Public School Stories #1

I thought about blogging about ”Wayside Stories from Public School”… remember those books by Louis Sachar? I was so intrigued with the irony in those books, and some of my stories to tell are also ironic.

My current 6th graders had really.bad.teachers over the last couple years, so these kids are kind of jaded against what it means to have a respectful relationship with an educator. From what they have described, it really sounds like they did not learn anything of value during those two years… Enter Miss Siscoe.

Yessenia tells me yesterday, ”Miss Siscoe, why do you let us choose our own books to read?”

Me ”Would you prefer I choose the books?”

Y (thoughtfully) ”No, I like choosing my books.”

Me ”Why’s that?”

Y ”Because then I can learn what I want to.”

Me ”Excellent. That’s what I want you to enjoy.”

Y (pauses, I can see wheels turning) ”Miss Siscoe, why are you a teacher?”

Me ”Why do you ask?”

Y ”Because some teachers don’t like kids but you do.”

Me ”Well, I’m a teacher because I’m really smart and I want to share what I know with you so you can be really smart too!”

Y (smiles) “Really? You think I can be smart too?”

Me “Yes, absolutely. I think you can do whatever you want to as long as you work for it. That’s what teachers are for.”

Y (looks skeptical, frowns) “Not all teachers want that…”

Me “The good ones do.”

Y (smiles) “Yeah, the good teachers do.”

A few weeks ago at church, I was introduced to a mother of seven kids.

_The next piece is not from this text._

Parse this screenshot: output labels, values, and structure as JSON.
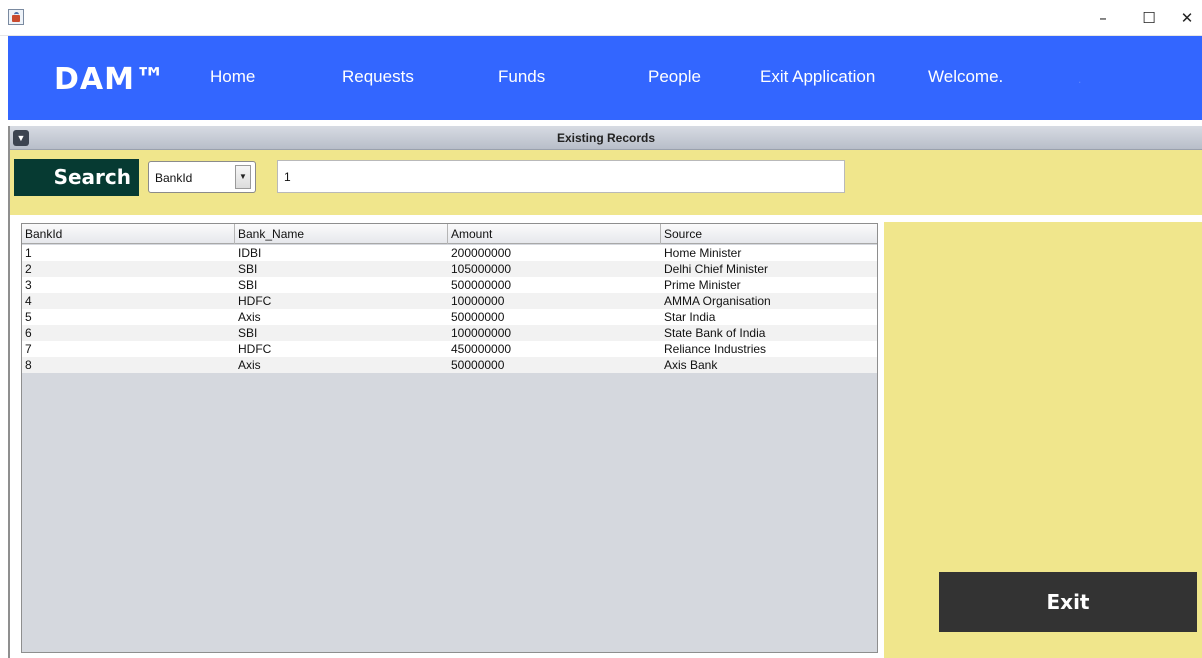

She quickly informed me that she homeschools her children because of the “horrible” public school district we live in. Then she asked what I do.

“I’m a teacher,” I said.

“Oh really? Where?”

“Actually here in this district.”

“Ohhhh why would you ever want to do that? The kids in this district are so poorly behaved. My children would never have learned anything in these schools.”

I held my tongue from saying what I really wanted to — something like… “Actually, the kids are very well behaved when someone makes limits clear to them. Also, I believe all children are capable of learning, even the kids in this district.” Okay, so maybe I would have said something even stronger (i.e. rude) in the moment… so it’s wise I held my tongue : ).

I truly believe teaching in a public school is a mission field. I pray I can make every moment of these 180 days with these students really count. I truly believe good teachers change lives.